In the editorial, cardiologists James O’Keefe and Carl Lavie marshall the evidence suggesting that “extreme endurance exercise may exact a toll on cardiovascular (CV) health.” The authors acknowledge that runners have only a very small risk of dying during a marathon, but “chronic extreme exercise” can induce “adverse structural and electrical remodeling, which offsets some of the CV benefits and longevity improvements conferred by moderate physical activity.”
The authors cite data showing that “improvements from unfit to moderately fit confer dramatic reductions in morbidity and mortality” but that “fitness levels above 12 metabolic equivalents do not seem to translate into additional gains in CV health and longevity.” The authors posit a U-curve, with “couch loungers” on one side and “extreme exercise aficionados” on the other side. They recommend moderate exercise as “the safe and comfortable zone at the bottom of the U curve, which, they say, is the sweet spot for most people. They conclude with a “take home message” recommending that most people limit vigorous exercise to 30-50 minutes per day.
In the WSJ article both O’Keefe and Lavie, former elite athletes with years of intense training, discuss their current moderate exercise regimens. The article also includes an old quote from Kenneth Cooper, the sports physician who helped launch the original aerobics movement: “If you are running more than 15 miles a week, you are doing it for some reason other than health.”
Update– I asked Heart editor Adam Timmis to comment on this episode and whether he thought the Ingelfinger rule (which forbids prepublication publicity about a forthcoming paper) applied in this case. Here is the response I received:

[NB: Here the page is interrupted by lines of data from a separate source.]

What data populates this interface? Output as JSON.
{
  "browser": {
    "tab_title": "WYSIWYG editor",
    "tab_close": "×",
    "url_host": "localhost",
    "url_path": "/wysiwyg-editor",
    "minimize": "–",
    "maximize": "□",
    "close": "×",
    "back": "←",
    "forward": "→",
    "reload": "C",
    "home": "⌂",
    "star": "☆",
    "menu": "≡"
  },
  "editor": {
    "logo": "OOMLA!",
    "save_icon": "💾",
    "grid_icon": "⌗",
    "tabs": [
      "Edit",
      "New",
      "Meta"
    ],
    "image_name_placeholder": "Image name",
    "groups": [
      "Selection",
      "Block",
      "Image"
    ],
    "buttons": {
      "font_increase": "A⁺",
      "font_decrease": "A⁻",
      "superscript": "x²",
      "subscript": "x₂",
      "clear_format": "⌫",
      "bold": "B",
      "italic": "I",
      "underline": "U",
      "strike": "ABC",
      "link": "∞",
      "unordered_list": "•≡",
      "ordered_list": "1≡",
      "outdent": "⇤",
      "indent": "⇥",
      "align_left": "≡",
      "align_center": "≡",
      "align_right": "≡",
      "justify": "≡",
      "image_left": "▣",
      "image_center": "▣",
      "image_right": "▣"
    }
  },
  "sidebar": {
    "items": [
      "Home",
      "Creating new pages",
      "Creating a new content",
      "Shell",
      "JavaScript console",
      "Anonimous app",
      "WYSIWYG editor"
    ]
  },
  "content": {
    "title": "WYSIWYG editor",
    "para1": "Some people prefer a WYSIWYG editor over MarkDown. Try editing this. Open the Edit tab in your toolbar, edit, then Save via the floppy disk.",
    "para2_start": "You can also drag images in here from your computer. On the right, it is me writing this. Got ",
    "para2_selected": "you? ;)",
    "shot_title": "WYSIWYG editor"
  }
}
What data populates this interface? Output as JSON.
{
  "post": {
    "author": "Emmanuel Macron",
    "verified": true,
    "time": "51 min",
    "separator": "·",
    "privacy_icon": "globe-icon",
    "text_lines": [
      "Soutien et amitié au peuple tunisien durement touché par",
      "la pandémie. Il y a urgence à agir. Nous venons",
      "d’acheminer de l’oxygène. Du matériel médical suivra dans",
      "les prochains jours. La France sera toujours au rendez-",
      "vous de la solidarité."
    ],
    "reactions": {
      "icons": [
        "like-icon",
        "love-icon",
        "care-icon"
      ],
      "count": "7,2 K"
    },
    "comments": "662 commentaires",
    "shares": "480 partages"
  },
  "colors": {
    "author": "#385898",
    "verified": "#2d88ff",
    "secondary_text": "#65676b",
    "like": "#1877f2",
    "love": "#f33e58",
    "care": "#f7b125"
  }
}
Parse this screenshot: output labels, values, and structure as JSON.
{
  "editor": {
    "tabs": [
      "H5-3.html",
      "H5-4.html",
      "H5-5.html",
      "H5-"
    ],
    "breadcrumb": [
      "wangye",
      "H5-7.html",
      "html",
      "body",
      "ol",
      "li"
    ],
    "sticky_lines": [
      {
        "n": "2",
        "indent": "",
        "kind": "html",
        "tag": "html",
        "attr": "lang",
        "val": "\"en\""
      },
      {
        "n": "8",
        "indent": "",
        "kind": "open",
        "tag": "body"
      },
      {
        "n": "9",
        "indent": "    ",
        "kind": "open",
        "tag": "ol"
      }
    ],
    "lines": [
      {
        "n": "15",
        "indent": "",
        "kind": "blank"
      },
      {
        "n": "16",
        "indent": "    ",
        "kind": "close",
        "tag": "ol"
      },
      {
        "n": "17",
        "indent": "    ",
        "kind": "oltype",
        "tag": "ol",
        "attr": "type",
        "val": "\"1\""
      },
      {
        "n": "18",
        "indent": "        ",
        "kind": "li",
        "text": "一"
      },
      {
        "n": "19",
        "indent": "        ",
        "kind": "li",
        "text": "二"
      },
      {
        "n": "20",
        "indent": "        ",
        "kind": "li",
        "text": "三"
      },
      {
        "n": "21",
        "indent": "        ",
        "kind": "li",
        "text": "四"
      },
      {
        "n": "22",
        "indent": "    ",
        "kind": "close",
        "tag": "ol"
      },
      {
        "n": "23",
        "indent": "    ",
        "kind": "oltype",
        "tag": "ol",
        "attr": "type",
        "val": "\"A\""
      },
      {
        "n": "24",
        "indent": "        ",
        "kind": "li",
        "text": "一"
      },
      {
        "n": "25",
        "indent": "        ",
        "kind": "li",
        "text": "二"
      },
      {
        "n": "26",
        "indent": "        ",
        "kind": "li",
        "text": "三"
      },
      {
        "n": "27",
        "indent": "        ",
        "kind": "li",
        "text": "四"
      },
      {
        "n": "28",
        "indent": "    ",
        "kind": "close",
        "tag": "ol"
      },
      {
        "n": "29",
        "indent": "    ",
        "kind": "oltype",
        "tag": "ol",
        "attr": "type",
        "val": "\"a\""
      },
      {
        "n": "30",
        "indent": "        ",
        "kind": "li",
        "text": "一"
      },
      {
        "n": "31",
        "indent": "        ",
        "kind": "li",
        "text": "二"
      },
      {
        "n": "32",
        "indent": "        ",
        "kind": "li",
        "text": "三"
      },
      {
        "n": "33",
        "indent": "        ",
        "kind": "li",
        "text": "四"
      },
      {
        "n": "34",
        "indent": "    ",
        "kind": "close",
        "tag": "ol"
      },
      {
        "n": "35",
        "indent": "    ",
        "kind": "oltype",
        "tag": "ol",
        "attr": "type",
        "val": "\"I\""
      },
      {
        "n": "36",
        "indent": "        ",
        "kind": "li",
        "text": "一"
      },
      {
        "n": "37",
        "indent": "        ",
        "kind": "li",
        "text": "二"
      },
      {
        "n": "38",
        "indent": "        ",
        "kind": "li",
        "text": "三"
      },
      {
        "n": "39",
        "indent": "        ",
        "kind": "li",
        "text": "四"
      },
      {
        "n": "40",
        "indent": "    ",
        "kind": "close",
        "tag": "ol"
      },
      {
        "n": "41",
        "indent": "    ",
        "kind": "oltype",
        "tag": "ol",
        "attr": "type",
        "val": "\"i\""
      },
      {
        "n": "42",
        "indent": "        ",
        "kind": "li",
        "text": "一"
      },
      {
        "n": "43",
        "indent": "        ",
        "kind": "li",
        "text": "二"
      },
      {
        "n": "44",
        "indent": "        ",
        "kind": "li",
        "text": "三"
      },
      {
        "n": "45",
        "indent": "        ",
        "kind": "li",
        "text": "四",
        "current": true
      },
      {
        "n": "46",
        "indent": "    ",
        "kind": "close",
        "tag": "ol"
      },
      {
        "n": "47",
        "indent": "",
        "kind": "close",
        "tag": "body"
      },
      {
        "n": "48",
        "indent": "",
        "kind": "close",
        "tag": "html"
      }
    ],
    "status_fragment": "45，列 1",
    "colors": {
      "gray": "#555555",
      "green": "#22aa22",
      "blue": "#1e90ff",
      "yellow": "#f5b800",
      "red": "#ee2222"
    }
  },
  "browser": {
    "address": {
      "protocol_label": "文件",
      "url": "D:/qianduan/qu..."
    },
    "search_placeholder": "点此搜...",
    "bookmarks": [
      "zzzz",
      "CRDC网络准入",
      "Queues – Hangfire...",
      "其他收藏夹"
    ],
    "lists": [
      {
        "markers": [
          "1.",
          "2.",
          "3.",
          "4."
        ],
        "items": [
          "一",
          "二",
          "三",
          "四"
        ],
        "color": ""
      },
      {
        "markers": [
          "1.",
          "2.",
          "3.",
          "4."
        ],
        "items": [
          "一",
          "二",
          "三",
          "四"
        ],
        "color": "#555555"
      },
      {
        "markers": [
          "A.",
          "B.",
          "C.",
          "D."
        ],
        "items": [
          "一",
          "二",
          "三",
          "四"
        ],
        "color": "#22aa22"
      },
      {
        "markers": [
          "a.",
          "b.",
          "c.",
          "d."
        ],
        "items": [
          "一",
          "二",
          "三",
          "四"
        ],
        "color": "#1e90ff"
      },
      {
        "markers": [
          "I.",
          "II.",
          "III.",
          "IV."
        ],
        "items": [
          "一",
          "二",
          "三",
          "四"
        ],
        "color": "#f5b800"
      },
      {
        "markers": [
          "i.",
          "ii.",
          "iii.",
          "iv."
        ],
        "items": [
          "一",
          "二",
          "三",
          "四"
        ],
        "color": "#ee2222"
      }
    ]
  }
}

“Embargo breaks are always regrettable, of course. But while the Ingelfinger rule is a worthy one, to apply it in this case would be like taking a mallet to a walnut.
The article in question was a review article- albeit in editorial format-not original research. And there is little or nothing in the piece that is not already in the public domain. Therefore, we think that it would be excessive to withdraw it from publication.”